Seeing as it’s another weekend, and people watch movies on the weekend, please feel more than free to check out my post last week on Big Hero 6. Again, I won’t fault you for enjoying it if you did, or want to, or will, I just want you to think about why the original all-Japanese cast needed to be diversified when countless all-White casts have been allowed to remain as is.

Baymax thinks he knows why-

As far as something new that I’ve written this week, I left a pretty lengthy message on Kat’s post yesterday, which was on Kendra Knightley’s untouched topless photo. It’s not terribly often that I disagree with something one of my co-writers has written [about once ever six months or so, really], but when I do I try to voice my contrasting opinions and creating a discussion on the topic. Friend of mine and general all-around-great-person presented a rebuttal, but I’d be more than happy for any other voices that want to chime in-

In case you have no idea that the title of this post is referencing, well, I’ve got that covered as well. Hope your day is as good as mine. Or that mine is as good as yours. Whoever has the better day, I hope that that is the day that the other person’s reaches in goodness.

Drive-By Evangelism

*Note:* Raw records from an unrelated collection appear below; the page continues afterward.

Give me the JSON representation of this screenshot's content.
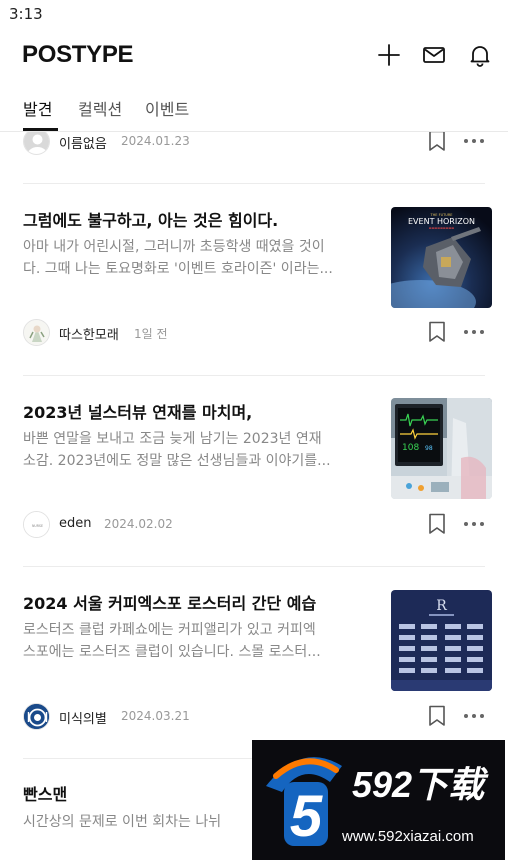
{
  "status": {
    "time": "3:13"
  },
  "header": {
    "logo": "POSTYPE"
  },
  "tabs": [
    {
      "label": "발견",
      "active": true
    },
    {
      "label": "컬렉션",
      "active": false
    },
    {
      "label": "이벤트",
      "active": false
    }
  ],
  "partial_top": {
    "author": "이름없음",
    "date": "2024.01.23"
  },
  "posts": [
    {
      "title": "그럼에도 불구하고, 아는 것은 힘이다.",
      "excerpt_line1": "아마 내가 어린시절, 그러니까 초등학생 때였을 것이",
      "excerpt_line2": "다. 그때 나는 토요명화로 '이벤트 호라이즌' 이라는...",
      "author": "따스한모래",
      "date": "1일 전",
      "thumb_text": "EVENT HORIZON"
    },
    {
      "title": "2023년 널스터뷰 연재를 마치며,",
      "excerpt_line1": "바쁜 연말을 보내고 조금 늦게 남기는 2023년 연재",
      "excerpt_line2": "소감. 2023년에도 정말 많은 선생님들과 이야기를...",
      "author": "eden",
      "date": "2024.02.02",
      "avatar_text": "NURSE"
    },
    {
      "title": "2024 서울 커피엑스포 로스터리 간단 예습",
      "excerpt_line1": "로스터즈 클럽 카페쇼에는 커피앨리가 있고 커피엑",
      "excerpt_line2": "스포에는 로스터즈 클럽이 있습니다. 스몰 로스터...",
      "author": "미식의별",
      "date": "2024.03.21",
      "thumb_text": "R"
    },
    {
      "title": "빤스맨",
      "excerpt_line1": "시간상의 문제로 이번 회차는 나뉘"
    }
  ],
  "ad": {
    "brand": "592下载",
    "url": "www.592xiazai.com"
  },
  "colors": {
    "ad_blue": "#1565c0",
    "ad_orange": "#ff7a00"
  }
}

A couple nights ago I heard something blaring outside my window. My apartment complex is situated next to a high school football field, so I didn’t think anything of it until the sound started getting clearer. I walked over to my window and looked out to see a truck with a flat trailer hitched up behind it, carrying a sound system, floodlights, a microphone, and a guy singing an (awful) Christian rap/altar-call hybrid.

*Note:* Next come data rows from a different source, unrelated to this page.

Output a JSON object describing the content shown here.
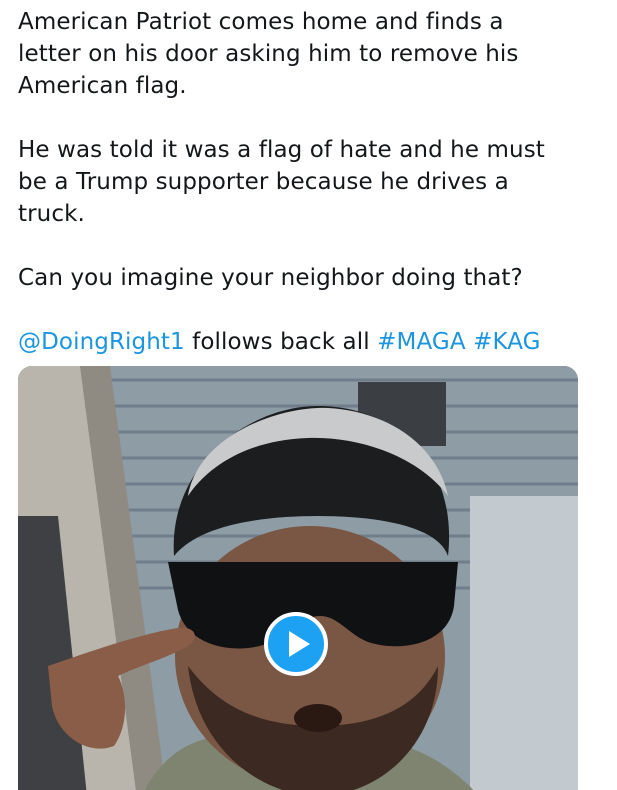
{
  "tweet": {
    "paragraphs": [
      {
        "lines": [
          "American Patriot comes home and finds a",
          "letter on his door asking him to remove his",
          "American flag."
        ]
      },
      {
        "lines": [
          "He was told it was a flag of hate and he must",
          "be a Trump supporter because he drives a",
          "truck."
        ]
      },
      {
        "lines": [
          "Can you imagine your neighbor doing that?"
        ]
      }
    ],
    "mention": "@DoingRight1",
    "middle_text": " follows back all ",
    "hashtags": [
      "#MAGA",
      "#KAG"
    ]
  },
  "media": {
    "type": "video",
    "play_icon": "play-icon"
  },
  "colors": {
    "link": "#1b95e0",
    "play_button": "#1da1f2",
    "text": "#14171a"
  }
}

Again.

Yeah, these guys have been through before. I’m not sure if it’s a monthly thing, or if they go for it whenever they can sneak in (I’m pretty sure the management, slum-lords though they are, haven’t signed off on this).

For the most part they just roll up and down the streets in the complex at a couple miles an hour and shout through the loudspeakers that we have got to accept the Jesus into our hearts as lord and savior and…

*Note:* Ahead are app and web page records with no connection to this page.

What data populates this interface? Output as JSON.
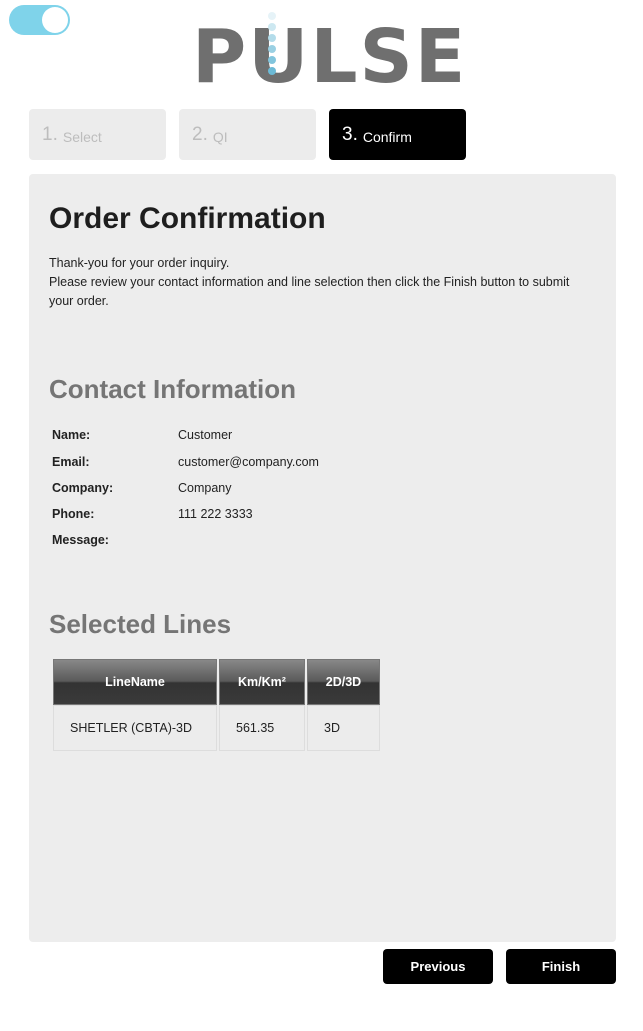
{
  "toggle": {
    "state": "on",
    "color": "#7fd3ea"
  },
  "logo": {
    "text": "PULSE",
    "dot_colors": [
      "#e6f3f8",
      "#cde8f1",
      "#b3dcea",
      "#9ad0e3",
      "#82c5dd",
      "#6cbad6"
    ]
  },
  "steps": [
    {
      "number": "1.",
      "label": "Select",
      "active": false
    },
    {
      "number": "2.",
      "label": "QI",
      "active": false
    },
    {
      "number": "3.",
      "label": "Confirm",
      "active": true
    }
  ],
  "main": {
    "title": "Order Confirmation",
    "intro_line1": "Thank-you for your order inquiry.",
    "intro_line2": "Please review your contact information and line selection then click the Finish button to submit your order."
  },
  "contact": {
    "heading": "Contact Information",
    "fields": [
      {
        "label": "Name:",
        "value": "Customer"
      },
      {
        "label": "Email:",
        "value": "customer@company.com"
      },
      {
        "label": "Company:",
        "value": "Company"
      },
      {
        "label": "Phone:",
        "value": "111 222 3333"
      },
      {
        "label": "Message:",
        "value": ""
      }
    ]
  },
  "selected_lines": {
    "heading": "Selected Lines",
    "columns": [
      "LineName",
      "Km/Km²",
      "2D/3D"
    ],
    "rows": [
      [
        "SHETLER (CBTA)-3D",
        "561.35",
        "3D"
      ]
    ]
  },
  "buttons": {
    "previous": "Previous",
    "finish": "Finish"
  }
}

Well, that’s about it really. And it’s junk like this which is the subject of today’s post. Continue reading

The Religion Re-Cap

I’ll admit, going into this all, I hadn’t intended to write more than that first post on the exodus we’re currently seeing in Western Christian churches. That done, I guess I felt that there were some more questions to be asked and issues to be pointed to with Western Christianity as a whole, notably the treatment of theology and “pietism”, which shapes so much of Western Christian culture, as well as the question of biblical inerrancy, which I wrote today.

It strikes me that we really ever only take one of two routes when dealing with religion- we’re either unquestioning or we’re dismissive. I don’t think Christianity is so unimpeachable that it can’t be indicted and I don’t think it’s so unimportant that it can be ignored. Whatever your stance on it, these beliefs, traditions, and values have shaped and continue to shape culture and history in this nation and around the world. It deserves the courtesy of us grappling with it on its own turf- no matter where you’re coming from, I’m hopeful this will have at least offer a venue for some more sincere discussion than we typically enjoy. This series may have ended, the conversation, I’m hoping, is just about to begin.

The three posts in this series are listed below:

I. The End Of The Church As We Know It

II. The Problem With Pietism

III. Biblical Inerrancy